## [INPUT FOR THIS TASK]
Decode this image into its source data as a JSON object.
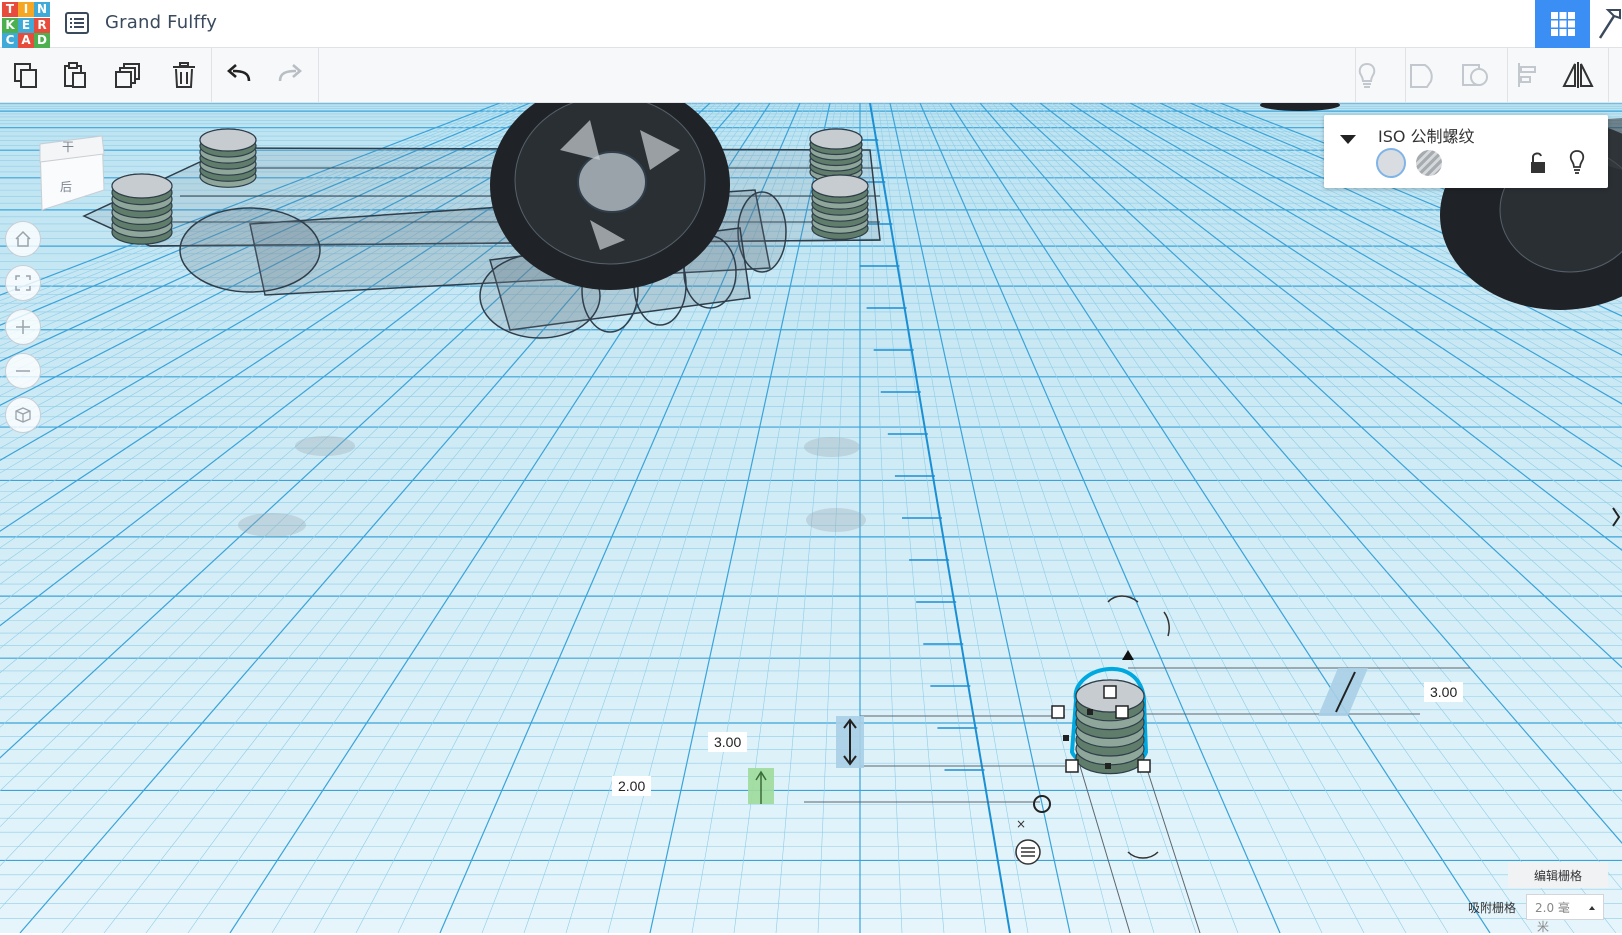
{
  "app": {
    "logo_letters": [
      "T",
      "I",
      "N",
      "K",
      "E",
      "R",
      "C",
      "A",
      "D"
    ],
    "logo_colors": [
      "#e64b3c",
      "#f5a623",
      "#3fa9d8",
      "#4caf50",
      "#3fa9d8",
      "#e64b3c",
      "#3fa9d8",
      "#e64b3c",
      "#4caf50"
    ],
    "design_title": "Grand Fulffy",
    "accent": "#3b8ef3"
  },
  "toolbar": {
    "left_tools": [
      "copy-icon",
      "paste-icon",
      "duplicate-icon",
      "delete-icon",
      "undo-icon",
      "redo-icon"
    ],
    "right_tools": [
      "lightbulb-icon",
      "group-icon",
      "ungroup-icon",
      "align-icon",
      "mirror-icon"
    ]
  },
  "viewcube": {
    "top_face": "干",
    "front_face": "后"
  },
  "shape_panel": {
    "name": "ISO 公制螺纹",
    "solid_color": "#d9dde1",
    "hole_pattern": "striped-gray"
  },
  "dimensions": {
    "height_value": "3.00",
    "elevation_value": "2.00",
    "width_value": "3.00"
  },
  "grid": {
    "edit_label": "编辑栅格",
    "snap_label": "吸附栅格",
    "snap_value": "2.0 毫",
    "snap_unit": "米"
  }
}
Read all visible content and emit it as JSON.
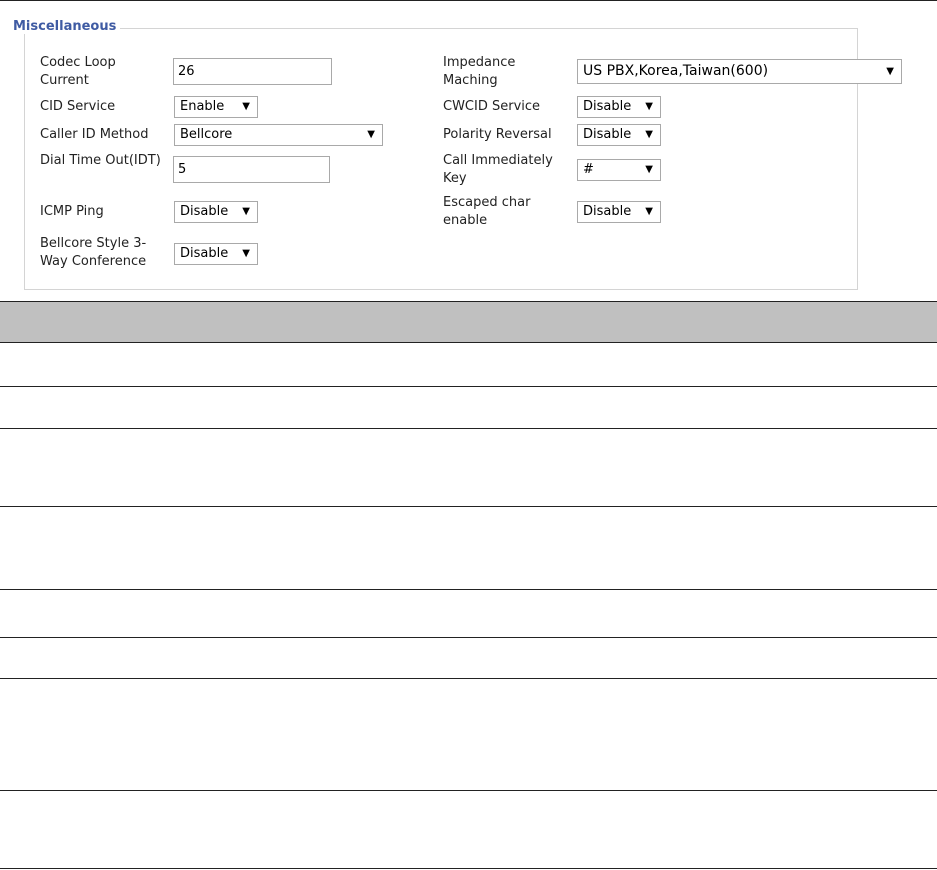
{
  "section": {
    "title": "Miscellaneous"
  },
  "fields": {
    "codec_loop_current": {
      "label": "Codec Loop Current",
      "value": "26"
    },
    "cid_service": {
      "label": "CID Service",
      "value": "Enable"
    },
    "caller_id_method": {
      "label": "Caller ID Method",
      "value": "Bellcore"
    },
    "dial_time_out": {
      "label": "Dial Time Out(IDT)",
      "value": "5"
    },
    "icmp_ping": {
      "label": "ICMP Ping",
      "value": "Disable"
    },
    "bellcore_3way": {
      "label": "Bellcore Style 3-Way Conference",
      "value": "Disable"
    },
    "impedance_matching": {
      "label": "Impedance Maching",
      "value": "US PBX,Korea,Taiwan(600)"
    },
    "cwcid_service": {
      "label": "CWCID Service",
      "value": "Disable"
    },
    "polarity_reversal": {
      "label": "Polarity Reversal",
      "value": "Disable"
    },
    "call_immediately_key": {
      "label": "Call Immediately Key",
      "value": "#"
    },
    "escaped_char_enable": {
      "label": "Escaped char enable",
      "value": "Disable"
    }
  },
  "icons": {
    "dropdown": "triangle-down-icon"
  },
  "colors": {
    "legend": "#3f5ba3",
    "table_header": "#c0c0c0"
  }
}
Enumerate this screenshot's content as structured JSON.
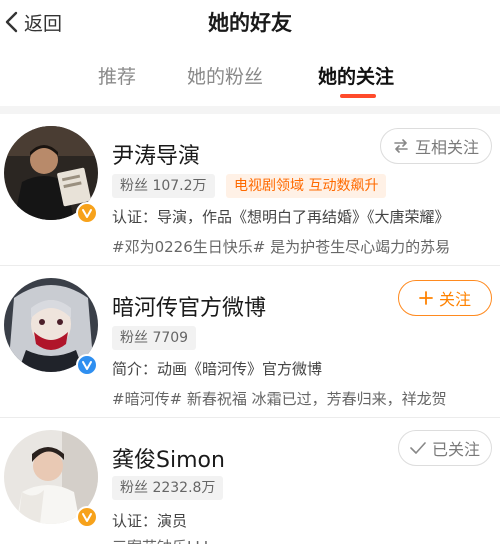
{
  "header": {
    "back_label": "返回",
    "title": "她的好友"
  },
  "tabs": [
    {
      "label": "推荐",
      "active": false
    },
    {
      "label": "她的粉丝",
      "active": false
    },
    {
      "label": "她的关注",
      "active": true
    }
  ],
  "colors": {
    "accent": "#ff4b2b",
    "follow_orange": "#ff8200",
    "tag_orange": "#ff6a00",
    "verify_orange": "#f7a21b",
    "verify_blue": "#2f8ff0"
  },
  "users": [
    {
      "name": "尹涛导演",
      "fans": "粉丝 107.2万",
      "tag": "电视剧领域 互动数飙升",
      "desc": "认证：导演，作品《想明白了再结婚》《大唐荣耀》",
      "sub": "#邓为0226生日快乐# 是为护苍生尽心竭力的苏易",
      "button": "互相关注",
      "button_icon": "mutual-follow-icon",
      "verify": "orange"
    },
    {
      "name": "暗河传官方微博",
      "fans": "粉丝 7709",
      "desc": "简介：动画《暗河传》官方微博",
      "sub": "#暗河传# 新春祝福 冰霜已过，芳春归来，祥龙贺",
      "button": "关注",
      "button_icon": "plus-icon",
      "verify": "blue"
    },
    {
      "name": "龚俊Simon",
      "fans": "粉丝 2232.8万",
      "desc": "认证：演员",
      "sub": "三案花钟乐LLL",
      "button": "已关注",
      "button_icon": "check-icon",
      "verify": "orange"
    }
  ]
}
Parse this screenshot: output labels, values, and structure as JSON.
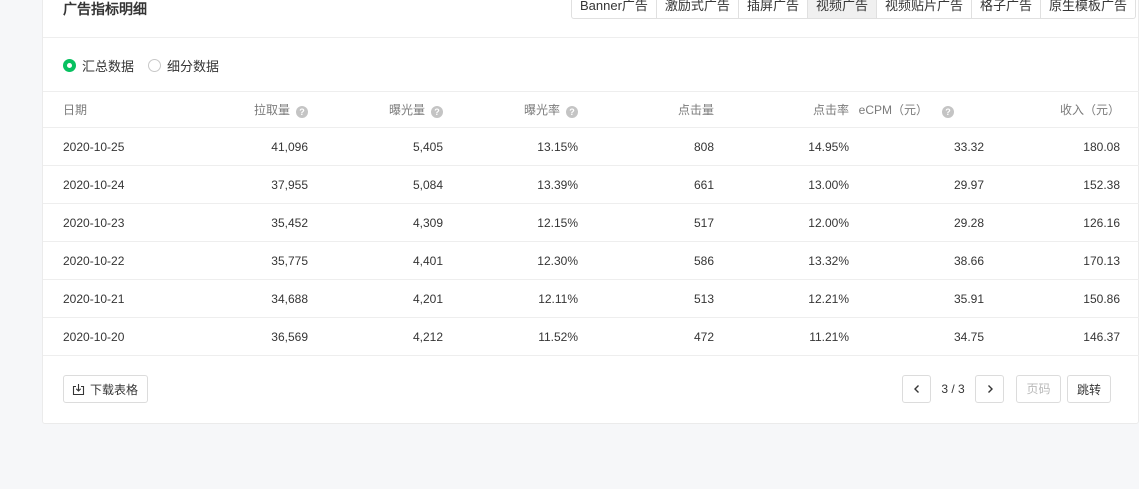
{
  "card": {
    "title": "广告指标明细"
  },
  "tabs": [
    {
      "label": "Banner广告",
      "active": false
    },
    {
      "label": "激励式广告",
      "active": false
    },
    {
      "label": "插屏广告",
      "active": false
    },
    {
      "label": "视频广告",
      "active": true
    },
    {
      "label": "视频贴片广告",
      "active": false
    },
    {
      "label": "格子广告",
      "active": false
    },
    {
      "label": "原生模板广告",
      "active": false
    }
  ],
  "radio": {
    "summary_label": "汇总数据",
    "detail_label": "细分数据",
    "selected": "summary",
    "accent_color": "#07c160"
  },
  "table": {
    "columns": [
      {
        "label": "日期",
        "help": false
      },
      {
        "label": "拉取量",
        "help": true
      },
      {
        "label": "曝光量",
        "help": true
      },
      {
        "label": "曝光率",
        "help": true
      },
      {
        "label": "点击量",
        "help": false
      },
      {
        "label": "点击率",
        "help": false
      },
      {
        "label": "eCPM（元）",
        "help": true
      },
      {
        "label": "收入（元）",
        "help": false
      }
    ],
    "rows": [
      [
        "2020-10-25",
        "41,096",
        "5,405",
        "13.15%",
        "808",
        "14.95%",
        "33.32",
        "180.08"
      ],
      [
        "2020-10-24",
        "37,955",
        "5,084",
        "13.39%",
        "661",
        "13.00%",
        "29.97",
        "152.38"
      ],
      [
        "2020-10-23",
        "35,452",
        "4,309",
        "12.15%",
        "517",
        "12.00%",
        "29.28",
        "126.16"
      ],
      [
        "2020-10-22",
        "35,775",
        "4,401",
        "12.30%",
        "586",
        "13.32%",
        "38.66",
        "170.13"
      ],
      [
        "2020-10-21",
        "34,688",
        "4,201",
        "12.11%",
        "513",
        "12.21%",
        "35.91",
        "150.86"
      ],
      [
        "2020-10-20",
        "36,569",
        "4,212",
        "11.52%",
        "472",
        "11.21%",
        "34.75",
        "146.37"
      ]
    ]
  },
  "footer": {
    "download_label": "下载表格",
    "page_indicator": "3 / 3",
    "page_input_placeholder": "页码",
    "jump_label": "跳转"
  },
  "icons": {
    "help": "question-circle-icon",
    "download": "download-icon",
    "prev": "chevron-left-icon",
    "next": "chevron-right-icon"
  }
}
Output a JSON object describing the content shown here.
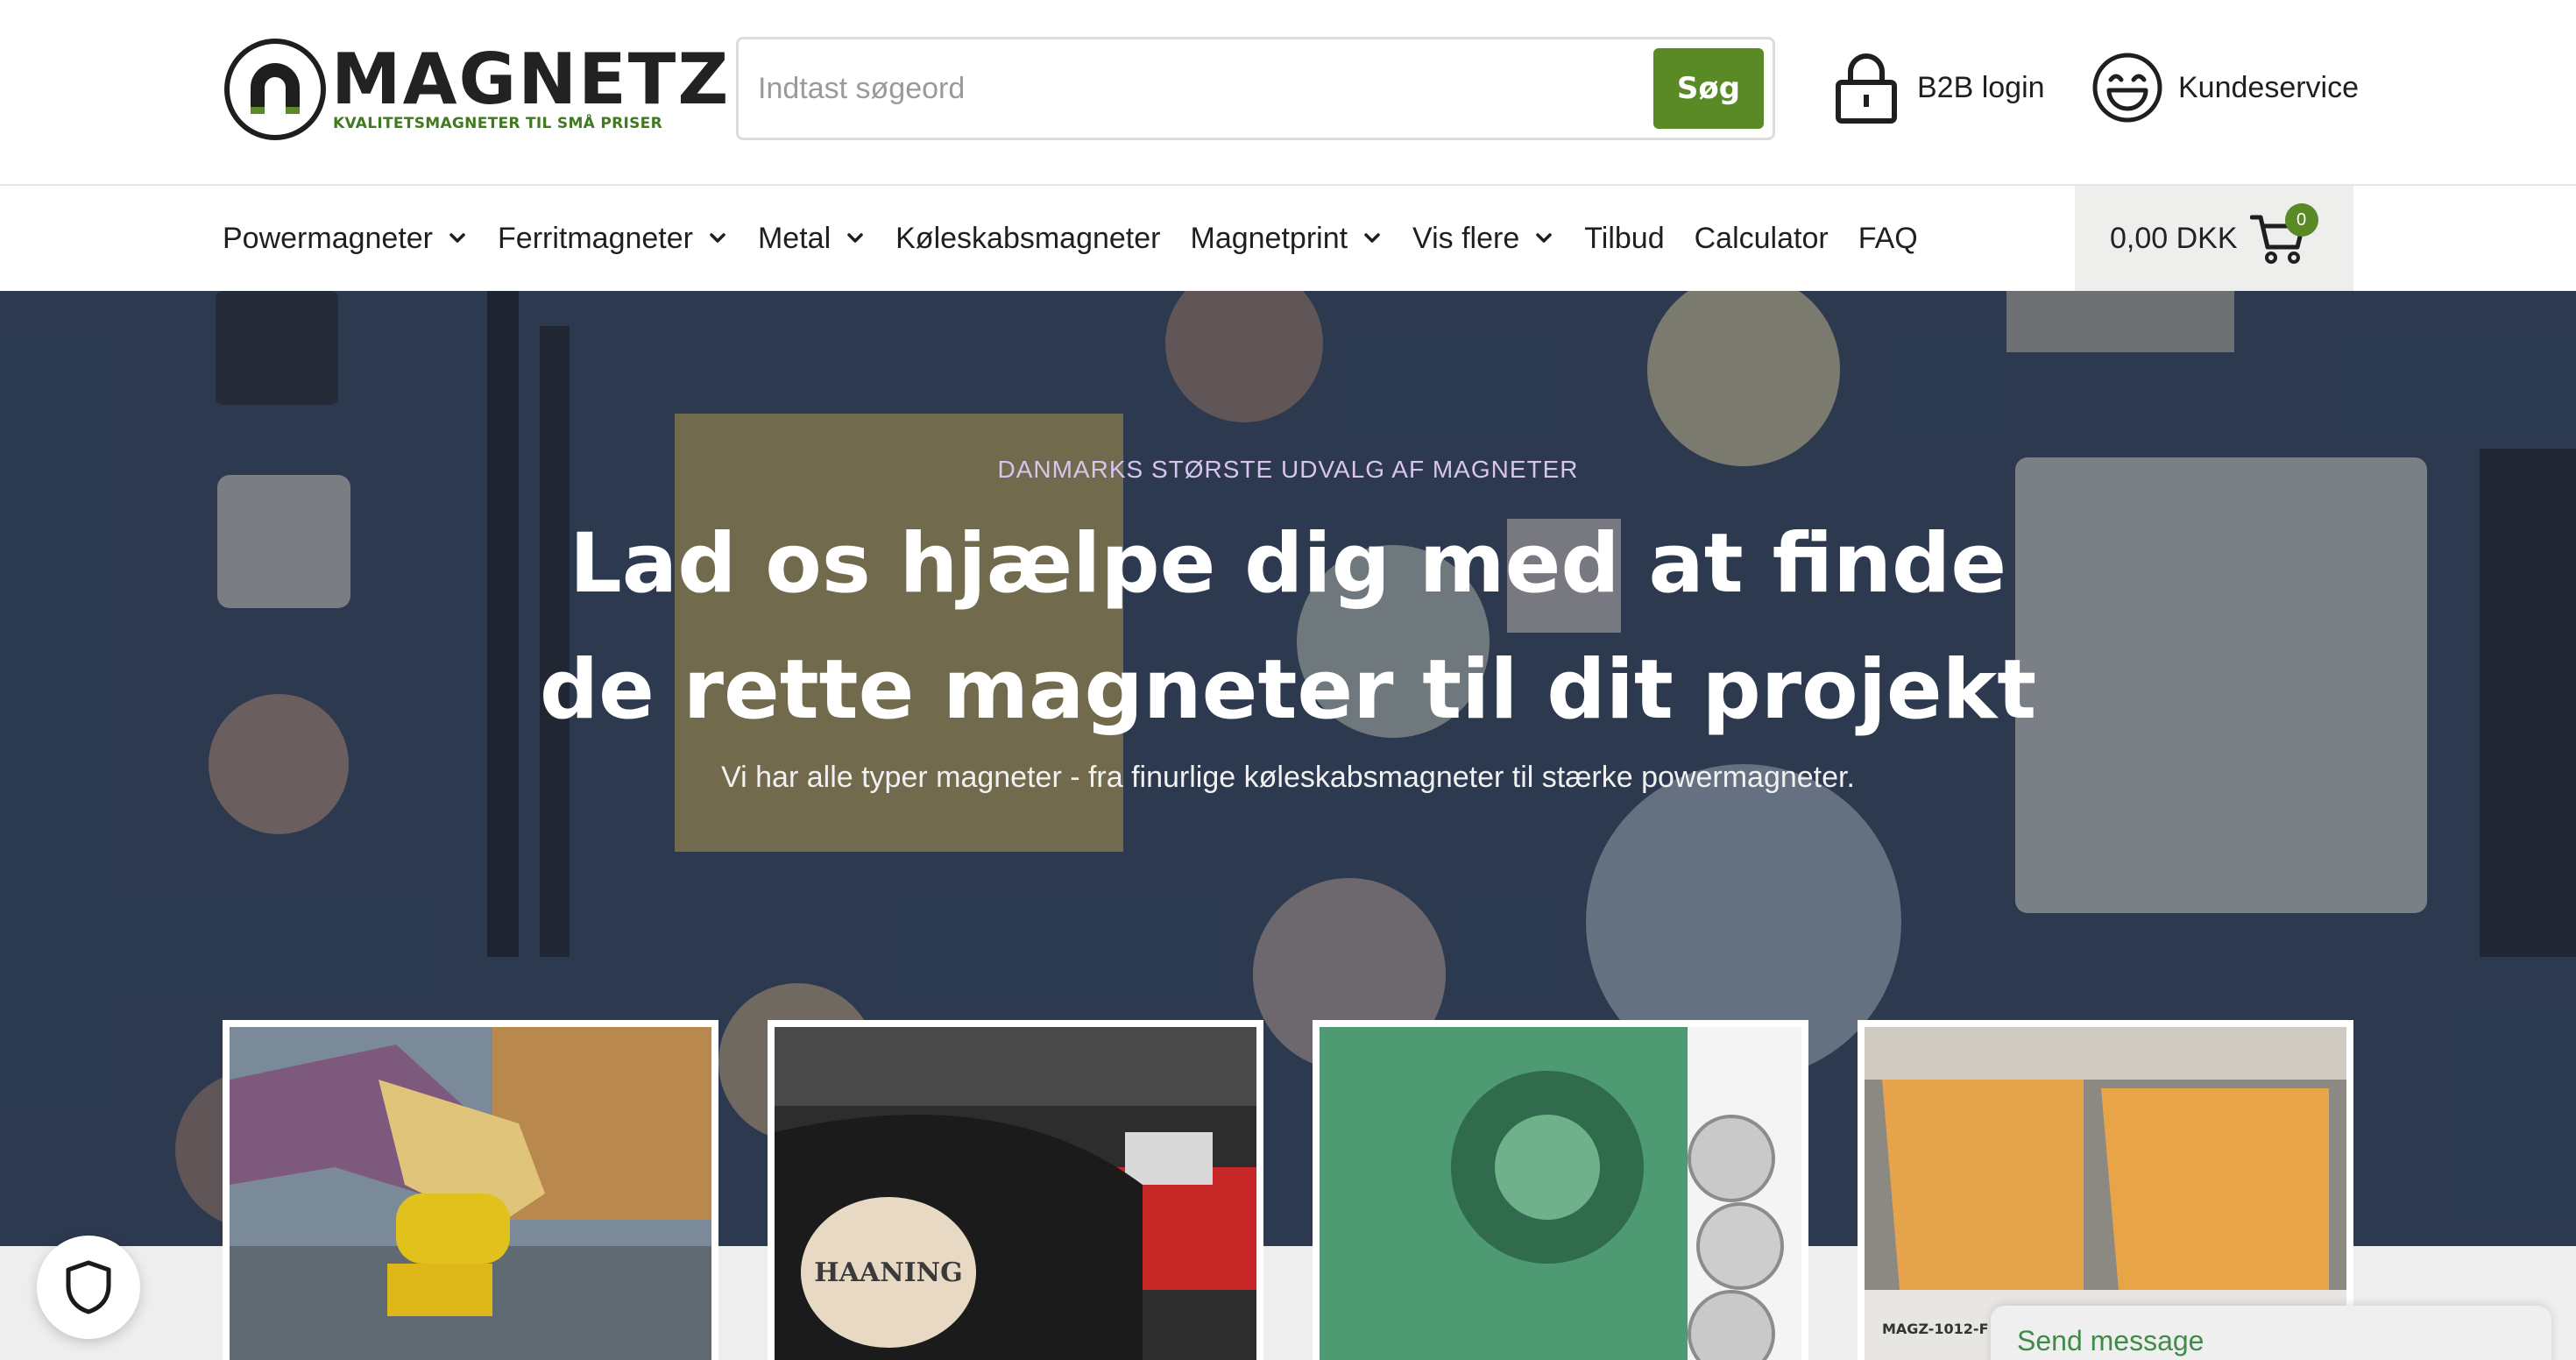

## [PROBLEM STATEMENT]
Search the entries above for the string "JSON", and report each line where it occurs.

## [YOUR SOLUTION]
Decode this image into its source data as a JSON object.
Read all visible content and emit it as JSON.
Enumerate this screenshot's content as structured JSON.
Parse this screenshot: output labels, values, and structure as JSON.
Output a JSON object describing the content shown here.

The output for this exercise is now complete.